■ **Assignment**
Would you please copy every line of the material that follows, exactly as it reads?

■ **Supplied information**
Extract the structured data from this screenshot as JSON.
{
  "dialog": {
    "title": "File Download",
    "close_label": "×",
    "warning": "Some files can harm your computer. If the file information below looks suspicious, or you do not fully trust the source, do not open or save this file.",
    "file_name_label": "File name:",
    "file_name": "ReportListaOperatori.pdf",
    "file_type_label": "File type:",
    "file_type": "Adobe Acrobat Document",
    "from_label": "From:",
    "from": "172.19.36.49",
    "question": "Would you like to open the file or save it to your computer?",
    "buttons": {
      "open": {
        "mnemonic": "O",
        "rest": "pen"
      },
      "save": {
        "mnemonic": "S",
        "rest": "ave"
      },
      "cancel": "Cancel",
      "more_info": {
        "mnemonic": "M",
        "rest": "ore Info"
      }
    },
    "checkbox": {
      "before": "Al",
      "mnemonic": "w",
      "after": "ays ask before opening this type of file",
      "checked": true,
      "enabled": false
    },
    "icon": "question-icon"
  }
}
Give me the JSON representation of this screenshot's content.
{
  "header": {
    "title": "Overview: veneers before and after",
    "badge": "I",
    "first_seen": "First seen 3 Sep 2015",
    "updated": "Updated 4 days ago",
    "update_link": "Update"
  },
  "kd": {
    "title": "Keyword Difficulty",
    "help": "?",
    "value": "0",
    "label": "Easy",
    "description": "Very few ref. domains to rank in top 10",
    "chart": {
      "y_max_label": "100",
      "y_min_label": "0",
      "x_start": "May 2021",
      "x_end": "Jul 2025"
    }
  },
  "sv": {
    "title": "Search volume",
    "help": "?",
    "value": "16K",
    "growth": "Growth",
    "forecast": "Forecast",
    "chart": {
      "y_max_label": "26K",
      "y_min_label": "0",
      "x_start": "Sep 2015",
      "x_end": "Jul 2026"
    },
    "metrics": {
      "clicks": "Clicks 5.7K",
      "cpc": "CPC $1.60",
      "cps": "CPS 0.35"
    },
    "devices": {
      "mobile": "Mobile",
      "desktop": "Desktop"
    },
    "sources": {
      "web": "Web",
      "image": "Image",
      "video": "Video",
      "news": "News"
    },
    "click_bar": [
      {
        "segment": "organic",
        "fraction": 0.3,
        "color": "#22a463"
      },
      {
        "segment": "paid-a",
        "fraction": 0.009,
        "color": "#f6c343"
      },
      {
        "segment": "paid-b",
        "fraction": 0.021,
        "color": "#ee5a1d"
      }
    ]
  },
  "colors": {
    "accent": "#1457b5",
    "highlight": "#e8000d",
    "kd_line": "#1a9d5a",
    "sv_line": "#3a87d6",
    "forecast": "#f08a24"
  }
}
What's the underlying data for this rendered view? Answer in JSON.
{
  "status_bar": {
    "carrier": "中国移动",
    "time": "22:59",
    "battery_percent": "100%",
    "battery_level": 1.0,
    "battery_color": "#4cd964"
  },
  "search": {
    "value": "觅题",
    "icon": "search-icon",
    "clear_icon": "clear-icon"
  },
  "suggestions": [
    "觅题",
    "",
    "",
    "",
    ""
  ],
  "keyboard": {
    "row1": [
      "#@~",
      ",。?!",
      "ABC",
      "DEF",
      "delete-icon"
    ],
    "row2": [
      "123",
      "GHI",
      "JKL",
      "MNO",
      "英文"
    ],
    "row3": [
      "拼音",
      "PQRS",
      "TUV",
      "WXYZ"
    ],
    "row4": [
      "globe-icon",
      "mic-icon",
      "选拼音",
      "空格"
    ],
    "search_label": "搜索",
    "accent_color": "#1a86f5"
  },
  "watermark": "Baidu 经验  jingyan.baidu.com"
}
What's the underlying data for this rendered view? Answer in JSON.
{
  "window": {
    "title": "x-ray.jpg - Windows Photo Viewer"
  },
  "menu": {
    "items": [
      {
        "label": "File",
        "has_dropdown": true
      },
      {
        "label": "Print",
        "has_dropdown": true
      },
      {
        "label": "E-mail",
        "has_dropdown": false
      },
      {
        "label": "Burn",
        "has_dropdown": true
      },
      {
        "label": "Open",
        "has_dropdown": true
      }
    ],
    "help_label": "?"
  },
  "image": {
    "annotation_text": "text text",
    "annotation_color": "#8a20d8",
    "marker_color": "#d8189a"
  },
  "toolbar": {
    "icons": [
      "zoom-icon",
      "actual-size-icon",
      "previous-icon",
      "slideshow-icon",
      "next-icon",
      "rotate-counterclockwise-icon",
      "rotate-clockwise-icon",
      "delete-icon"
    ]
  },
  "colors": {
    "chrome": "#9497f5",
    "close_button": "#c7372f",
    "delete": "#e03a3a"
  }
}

■ **Exercise answer**
Extract the structured data from this screenshot as JSON.
{
  "dialog": {
    "title": "File Download",
    "close_label": "×",
    "warning": "Some files can harm your computer. If the file information below looks suspicious, or you do not fully trust the source, do not open or save this file.",
    "file_name_label": "File name:",
    "file_name": "ReportListaOperatori.pdf",
    "file_type_label": "File type:",
    "file_type": "Adobe Acrobat Document",
    "from_label": "From:",
    "from": "172.19.36.49",
    "question": "Would you like to open the file or save it to your computer?",
    "buttons": {
      "open": {
        "mnemonic": "O",
        "rest": "pen"
      },
      "save": {
        "mnemonic": "S",
        "rest": "ave"
      },
      "cancel": "Cancel",
      "more_info": {
        "mnemonic": "M",
        "rest": "ore Info"
      }
    },
    "checkbox": {
      "before": "Al",
      "mnemonic": "w",
      "after": "ays ask before opening this type of file",
      "checked": true,
      "enabled": false
    },
    "icon": "question-icon"
  }
}
Give me the JSON representation of this screenshot's content.
{
  "header": {
    "title": "Overview: veneers before and after",
    "badge": "I",
    "first_seen": "First seen 3 Sep 2015",
    "updated": "Updated 4 days ago",
    "update_link": "Update"
  },
  "kd": {
    "title": "Keyword Difficulty",
    "help": "?",
    "value": "0",
    "label": "Easy",
    "description": "Very few ref. domains to rank in top 10",
    "chart": {
      "y_max_label": "100",
      "y_min_label": "0",
      "x_start": "May 2021",
      "x_end": "Jul 2025"
    }
  },
  "sv": {
    "title": "Search volume",
    "help": "?",
    "value": "16K",
    "growth": "Growth",
    "forecast": "Forecast",
    "chart": {
      "y_max_label": "26K",
      "y_min_label": "0",
      "x_start": "Sep 2015",
      "x_end": "Jul 2026"
    },
    "metrics": {
      "clicks": "Clicks 5.7K",
      "cpc": "CPC $1.60",
      "cps": "CPS 0.35"
    },
    "devices": {
      "mobile": "Mobile",
      "desktop": "Desktop"
    },
    "sources": {
      "web": "Web",
      "image": "Image",
      "video": "Video",
      "news": "News"
    },
    "click_bar": [
      {
        "segment": "organic",
        "fraction": 0.3,
        "color": "#22a463"
      },
      {
        "segment": "paid-a",
        "fraction": 0.009,
        "color": "#f6c343"
      },
      {
        "segment": "paid-b",
        "fraction": 0.021,
        "color": "#ee5a1d"
      }
    ]
  },
  "colors": {
    "accent": "#1457b5",
    "highlight": "#e8000d",
    "kd_line": "#1a9d5a",
    "sv_line": "#3a87d6",
    "forecast": "#f08a24"
  }
}
What's the underlying data for this rendered view? Answer in JSON.
{
  "status_bar": {
    "carrier": "中国移动",
    "time": "22:59",
    "battery_percent": "100%",
    "battery_level": 1.0,
    "battery_color": "#4cd964"
  },
  "search": {
    "value": "觅题",
    "icon": "search-icon",
    "clear_icon": "clear-icon"
  },
  "suggestions": [
    "觅题",
    "",
    "",
    "",
    ""
  ],
  "keyboard": {
    "row1": [
      "#@~",
      ",。?!",
      "ABC",
      "DEF",
      "delete-icon"
    ],
    "row2": [
      "123",
      "GHI",
      "JKL",
      "MNO",
      "英文"
    ],
    "row3": [
      "拼音",
      "PQRS",
      "TUV",
      "WXYZ"
    ],
    "row4": [
      "globe-icon",
      "mic-icon",
      "选拼音",
      "空格"
    ],
    "search_label": "搜索",
    "accent_color": "#1a86f5"
  },
  "watermark": "Baidu 经验  jingyan.baidu.com"
}
What's the underlying data for this rendered view? Answer in JSON.
{
  "window": {
    "title": "x-ray.jpg - Windows Photo Viewer"
  },
  "menu": {
    "items": [
      {
        "label": "File",
        "has_dropdown": true
      },
      {
        "label": "Print",
        "has_dropdown": true
      },
      {
        "label": "E-mail",
        "has_dropdown": false
      },
      {
        "label": "Burn",
        "has_dropdown": true
      },
      {
        "label": "Open",
        "has_dropdown": true
      }
    ],
    "help_label": "?"
  },
  "image": {
    "annotation_text": "text text",
    "annotation_color": "#8a20d8",
    "marker_color": "#d8189a"
  },
  "toolbar": {
    "icons": [
      "zoom-icon",
      "actual-size-icon",
      "previous-icon",
      "slideshow-icon",
      "next-icon",
      "rotate-counterclockwise-icon",
      "rotate-clockwise-icon",
      "delete-icon"
    ]
  },
  "colors": {
    "chrome": "#9497f5",
    "close_button": "#c7372f",
    "delete": "#e03a3a"
  }
}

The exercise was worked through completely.